→ What the exercise asks:
An exact, complete copy of the entries below is required, minus any pictures.
··· Information provided
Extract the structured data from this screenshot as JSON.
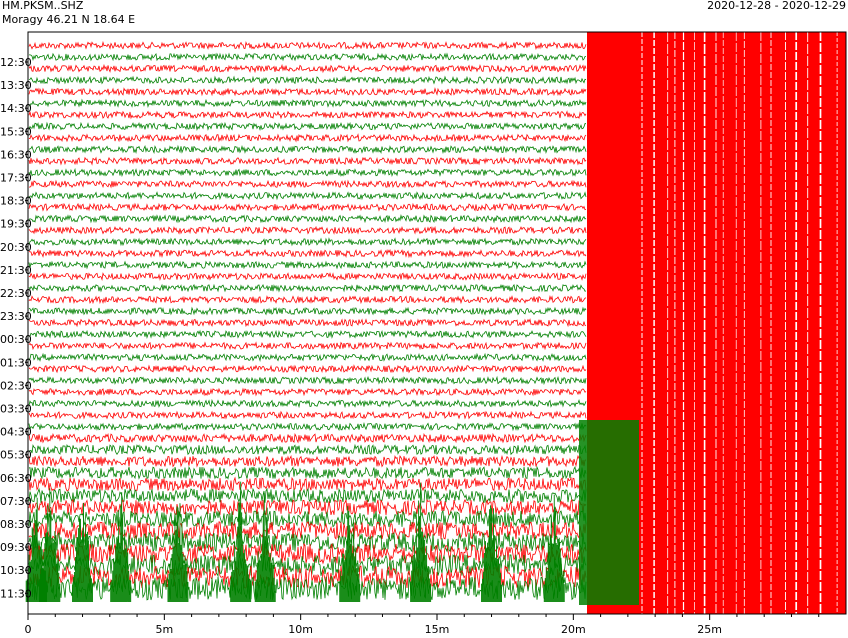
{
  "header": {
    "station": "HM.PKSM..SHZ",
    "location": "Moragy  46.21 N 18.64 E",
    "date_range": "2020-12-28 - 2020-12-29"
  },
  "colors": {
    "red_trace": "#ff0000",
    "green_trace": "#008000",
    "frame": "#000000"
  },
  "chart_data": {
    "type": "line",
    "title": "",
    "xlabel": "",
    "ylabel": "",
    "x_unit": "minutes",
    "xlim": [
      0,
      30
    ],
    "x_ticks": [
      {
        "value": 0,
        "label": "0"
      },
      {
        "value": 5,
        "label": "5m"
      },
      {
        "value": 10,
        "label": "10m"
      },
      {
        "value": 15,
        "label": "15m"
      },
      {
        "value": 20,
        "label": "20m"
      },
      {
        "value": 25,
        "label": "25m"
      }
    ],
    "row_labels": [
      "12:30",
      "13:30",
      "14:30",
      "15:30",
      "16:30",
      "17:30",
      "18:30",
      "19:30",
      "20:30",
      "21:30",
      "22:30",
      "23:30",
      "00:30",
      "01:30",
      "02:30",
      "03:30",
      "04:30",
      "05:30",
      "06:30",
      "07:30",
      "08:30",
      "09:30",
      "10:30",
      "11:30"
    ],
    "series": [
      {
        "color": "#ff0000",
        "pattern": "alternating half-hour lines starting at top"
      },
      {
        "color": "#008000",
        "pattern": "alternating half-hour lines"
      }
    ],
    "events": [
      {
        "type": "large earthquake signal",
        "start_minute": 20.5,
        "description": "saturated trace from 20.5m through end of record on all lines after event"
      }
    ],
    "grid": false
  }
}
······
→ Result for this exercise:
Extract the structured data from this screenshot as JSON.
{
  "header": {
    "station": "HM.PKSM..SHZ",
    "location": "Moragy  46.21 N 18.64 E",
    "date_range": "2020-12-28 - 2020-12-29"
  },
  "colors": {
    "red_trace": "#ff0000",
    "green_trace": "#008000",
    "frame": "#000000"
  },
  "chart_data": {
    "type": "line",
    "title": "",
    "xlabel": "",
    "ylabel": "",
    "x_unit": "minutes",
    "xlim": [
      0,
      30
    ],
    "x_ticks": [
      {
        "value": 0,
        "label": "0"
      },
      {
        "value": 5,
        "label": "5m"
      },
      {
        "value": 10,
        "label": "10m"
      },
      {
        "value": 15,
        "label": "15m"
      },
      {
        "value": 20,
        "label": "20m"
      },
      {
        "value": 25,
        "label": "25m"
      }
    ],
    "row_labels": [
      "12:30",
      "13:30",
      "14:30",
      "15:30",
      "16:30",
      "17:30",
      "18:30",
      "19:30",
      "20:30",
      "21:30",
      "22:30",
      "23:30",
      "00:30",
      "01:30",
      "02:30",
      "03:30",
      "04:30",
      "05:30",
      "06:30",
      "07:30",
      "08:30",
      "09:30",
      "10:30",
      "11:30"
    ],
    "series": [
      {
        "color": "#ff0000",
        "pattern": "alternating half-hour lines starting at top"
      },
      {
        "color": "#008000",
        "pattern": "alternating half-hour lines"
      }
    ],
    "events": [
      {
        "type": "large earthquake signal",
        "start_minute": 20.5,
        "description": "saturated trace from 20.5m through end of record on all lines after event"
      }
    ],
    "grid": false
  }
}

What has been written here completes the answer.